With the words “Demon” and “Kid” tattooed above his eyebrows, Donald Johnson walked one morning in January 2012 into a house where he had once lived on Devine Avenue in New Orleans East and rousted five of the seven people staying there with an invitation to smoke marijuana in the garage.
Johnson’s girlfriend, Andrea Price, and her cousin Jubbard Price skulked around the side of the house in the meantime, entering a kids’ play room off the garage.
The marijuana-smoking plan was all a ruse, and Johnson quickly moved on to what prosecutors said was the real reason for the visit: to rob the house, where police later found a stash of firearms, bulletproof vests and hand grenades.
He forced the five people into the garage, slicing the neck of one victim, smacking her with a gun and ordering her to move, Assistant District Attorney Bobby Freeman told an Orleans Parish Criminal District Court jury Tuesday during opening statements in the murder and kidnapping trial of Jubbard Price.
In the kids’ room, Jubbard Price was waiting, Freeman said.
“Get down, I’m in charge!” he shouted, raising a gun, according to Freeman.
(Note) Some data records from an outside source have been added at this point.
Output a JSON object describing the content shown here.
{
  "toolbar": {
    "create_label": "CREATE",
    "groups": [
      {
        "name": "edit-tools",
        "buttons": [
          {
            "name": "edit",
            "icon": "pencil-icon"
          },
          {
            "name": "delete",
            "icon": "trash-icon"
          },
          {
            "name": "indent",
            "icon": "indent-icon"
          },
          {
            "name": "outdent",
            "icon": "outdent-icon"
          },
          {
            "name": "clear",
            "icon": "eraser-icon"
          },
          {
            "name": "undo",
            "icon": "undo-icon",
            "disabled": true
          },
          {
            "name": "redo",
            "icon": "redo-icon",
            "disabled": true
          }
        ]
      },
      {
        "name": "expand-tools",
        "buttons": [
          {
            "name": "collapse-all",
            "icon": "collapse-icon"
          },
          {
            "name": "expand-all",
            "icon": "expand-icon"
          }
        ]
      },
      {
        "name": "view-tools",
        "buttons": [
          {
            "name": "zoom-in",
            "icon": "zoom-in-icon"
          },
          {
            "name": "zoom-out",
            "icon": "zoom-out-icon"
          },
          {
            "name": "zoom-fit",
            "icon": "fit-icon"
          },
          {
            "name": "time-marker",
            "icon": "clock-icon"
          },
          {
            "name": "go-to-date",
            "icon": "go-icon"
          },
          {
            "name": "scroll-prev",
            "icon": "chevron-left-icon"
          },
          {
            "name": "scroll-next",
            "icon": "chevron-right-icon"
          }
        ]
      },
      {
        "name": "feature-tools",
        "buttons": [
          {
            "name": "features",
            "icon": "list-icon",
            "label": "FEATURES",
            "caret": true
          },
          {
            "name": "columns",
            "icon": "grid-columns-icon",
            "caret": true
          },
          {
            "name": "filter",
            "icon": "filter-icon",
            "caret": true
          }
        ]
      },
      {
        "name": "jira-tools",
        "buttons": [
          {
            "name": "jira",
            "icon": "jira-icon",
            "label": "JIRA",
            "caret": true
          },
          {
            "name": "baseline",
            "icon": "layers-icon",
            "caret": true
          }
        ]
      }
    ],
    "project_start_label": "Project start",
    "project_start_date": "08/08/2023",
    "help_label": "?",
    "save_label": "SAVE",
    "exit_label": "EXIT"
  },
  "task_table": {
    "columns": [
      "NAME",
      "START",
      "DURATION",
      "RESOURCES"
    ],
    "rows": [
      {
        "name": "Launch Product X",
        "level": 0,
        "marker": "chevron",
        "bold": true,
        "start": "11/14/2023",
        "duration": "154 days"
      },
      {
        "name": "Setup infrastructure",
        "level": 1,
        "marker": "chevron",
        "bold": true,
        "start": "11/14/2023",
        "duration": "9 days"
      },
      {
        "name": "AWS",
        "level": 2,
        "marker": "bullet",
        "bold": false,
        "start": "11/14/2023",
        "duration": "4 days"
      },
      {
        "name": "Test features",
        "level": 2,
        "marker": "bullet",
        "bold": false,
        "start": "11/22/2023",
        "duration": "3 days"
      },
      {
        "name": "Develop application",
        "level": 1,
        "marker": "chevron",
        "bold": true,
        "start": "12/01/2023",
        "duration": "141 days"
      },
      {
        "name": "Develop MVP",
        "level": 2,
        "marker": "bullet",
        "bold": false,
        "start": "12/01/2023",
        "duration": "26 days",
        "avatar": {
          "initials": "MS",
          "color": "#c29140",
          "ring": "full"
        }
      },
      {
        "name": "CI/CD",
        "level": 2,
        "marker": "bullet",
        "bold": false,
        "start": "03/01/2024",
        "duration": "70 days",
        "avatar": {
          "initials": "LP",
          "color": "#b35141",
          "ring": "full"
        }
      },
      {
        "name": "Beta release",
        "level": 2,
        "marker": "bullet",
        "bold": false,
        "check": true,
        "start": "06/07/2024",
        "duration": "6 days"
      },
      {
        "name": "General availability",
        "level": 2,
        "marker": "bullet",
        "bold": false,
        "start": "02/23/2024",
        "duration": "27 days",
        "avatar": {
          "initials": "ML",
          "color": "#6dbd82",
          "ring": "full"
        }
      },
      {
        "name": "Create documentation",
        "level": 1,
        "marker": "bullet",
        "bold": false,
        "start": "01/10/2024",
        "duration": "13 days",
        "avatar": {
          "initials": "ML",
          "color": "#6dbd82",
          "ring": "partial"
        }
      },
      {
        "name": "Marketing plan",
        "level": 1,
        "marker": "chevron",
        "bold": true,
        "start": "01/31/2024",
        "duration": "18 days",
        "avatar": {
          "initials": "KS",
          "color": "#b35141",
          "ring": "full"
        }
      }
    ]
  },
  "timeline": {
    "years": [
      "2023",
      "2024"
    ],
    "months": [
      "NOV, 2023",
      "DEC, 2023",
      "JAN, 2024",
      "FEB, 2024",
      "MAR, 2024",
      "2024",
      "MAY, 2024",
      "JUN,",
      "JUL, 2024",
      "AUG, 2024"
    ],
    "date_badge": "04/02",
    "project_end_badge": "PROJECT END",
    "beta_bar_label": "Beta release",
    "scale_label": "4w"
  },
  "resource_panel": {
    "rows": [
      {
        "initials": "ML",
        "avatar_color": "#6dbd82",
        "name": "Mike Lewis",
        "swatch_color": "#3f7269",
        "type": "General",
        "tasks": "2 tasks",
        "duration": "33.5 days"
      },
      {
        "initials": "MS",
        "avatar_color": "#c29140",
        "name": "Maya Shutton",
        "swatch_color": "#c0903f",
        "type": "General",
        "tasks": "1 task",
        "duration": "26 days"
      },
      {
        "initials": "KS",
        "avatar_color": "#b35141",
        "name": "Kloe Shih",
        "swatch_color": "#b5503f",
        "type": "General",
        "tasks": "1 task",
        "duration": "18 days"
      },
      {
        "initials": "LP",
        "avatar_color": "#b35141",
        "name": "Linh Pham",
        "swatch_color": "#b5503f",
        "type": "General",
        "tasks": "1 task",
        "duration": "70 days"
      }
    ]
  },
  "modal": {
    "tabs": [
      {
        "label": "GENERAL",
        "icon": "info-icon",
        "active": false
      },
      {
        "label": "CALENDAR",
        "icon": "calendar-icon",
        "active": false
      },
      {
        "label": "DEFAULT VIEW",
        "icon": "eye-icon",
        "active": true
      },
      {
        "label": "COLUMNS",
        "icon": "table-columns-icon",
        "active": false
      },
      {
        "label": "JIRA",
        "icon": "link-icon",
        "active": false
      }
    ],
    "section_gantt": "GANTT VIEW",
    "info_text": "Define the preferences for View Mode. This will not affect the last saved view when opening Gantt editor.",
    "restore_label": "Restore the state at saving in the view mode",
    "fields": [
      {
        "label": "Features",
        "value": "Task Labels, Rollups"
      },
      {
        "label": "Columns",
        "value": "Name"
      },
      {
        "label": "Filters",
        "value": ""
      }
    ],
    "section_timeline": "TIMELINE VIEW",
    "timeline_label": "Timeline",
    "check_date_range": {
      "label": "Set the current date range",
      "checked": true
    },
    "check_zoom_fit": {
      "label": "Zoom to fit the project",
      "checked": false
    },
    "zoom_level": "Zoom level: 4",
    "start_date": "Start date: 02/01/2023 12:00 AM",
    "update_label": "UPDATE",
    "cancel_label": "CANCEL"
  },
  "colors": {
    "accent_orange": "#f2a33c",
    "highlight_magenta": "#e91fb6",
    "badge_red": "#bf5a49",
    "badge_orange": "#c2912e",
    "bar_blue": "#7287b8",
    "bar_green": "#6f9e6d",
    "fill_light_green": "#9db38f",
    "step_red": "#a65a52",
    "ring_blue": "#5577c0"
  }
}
Within minutes, three people would be fatally shot at close range and two others would be wounded. The gunfire killed 60-year-old Reyland “Diggem” Berry; Keishaune Keppard, 20; and the house’s owner, Troy Leslie, 37, who was sleeping in a back room with a girlfriend.
In the garage, the ones who lived had begged Johnson to just rob the place and leave.
“What do you want?” they asked, according to Freeman.
“I want souls,” Johnson responded.
Johnson and his two alleged accomplices fled in Leslie’s red Pontiac Grand Prix with a stolen home safe, headed for a “chop shop” that Jubbard Price suggested, Freeman said.
Even if Johnson was the only one to pull the trigger, as Price’s lawyers argue, Price was no less a key player, Freeman said.
“He wasn’t just some, I don’t know, accidental tourist,” Freeman said. “These people came together. They were acting in concert.”
Price, now 23, sat at the defense table Tuesday in a royal blue dress shirt on the first day of testimony in a case expected to run a few days.
He faces five counts of second-degree kidnapping and three counts of second-degree murder. He is the only one of the three suspects to stand trial in the triple killing.
That’s because Johnson is dead, having been shot by police the same day following a chase from New Orleans East to Gentilly. One of the victims called police, and the Grand Prix wound up wrapped around a street pole.
And last year, Andrea Price accepted a 20-year prison sentence, pleading guilty to manslaughter and kidnapping charges while agreeing to testify against her cousin in a deal with District Attorney Leon Cannizzaro’s office.
That leaves Jubbard Price, who faces a life prison sentence if the jury of 11 women and one man convicts him.
Although Price allegedly confessed to his role in the crime, Tom Shlosman, who is representing Price along with defense attorney Nandi Campbell, told the jury there’s no evidence that Price ever fired a shot, or even knew Johnson.
“He didn’t shoot anybody, he didn’t stab anybody, he didn’t kill anybody,” Shlosman said.
Shlosman suggested that Price got caught up in a scheme of which he was unaware, brought along by his cousin. Andrea Price can’t be trusted, based on conflicting statements to police and her relationship with Johnson, Shlosman said.
Johnson “said he wanted their souls. We’re not making this stuff up,” Shlosman said. “This guy Donald Johnson was crazier than a bat in a belltower. He was a dope dealer. He was a dope user and a cold-blooded killer. He went with one goal in mind, and that was to kill.”
Andrea Price is expected to take the witness stand Wednesday.
While prosecutors recovered what they believed to be the murder weapon — a .32 caliber Davis Industries pistol — in the house, no DNA, fingerprints or other evidence points to Price as a shooter, Shlosman told the jury.
The testimony of Andrea Price “is all they got,” he said.
Urging the jury to “help us save this kid,” Shlosman cast the shooting victims in a dim light.
“We do know what was in the house was pimps, prostitutes, crack cocaine, shotguns, bulletproof vests and hand grenades,” he said. “I assure you the people in this house were not the Brady Bunch.”
Police Detective Jeffrey Vappie said as much on the witness stand late Tuesday while explaining why he didn’t ask every resident in the house what they did for a living. Leslie, the house’s owner, commonly allowed people to crash there, Vappie said.
During his testimony, it also came out that the house had been the scene of an earlier shooting, in 2011.
“There is no question they all smoked drugs. There’s no question they all sold drugs out of that house,” Vappie said.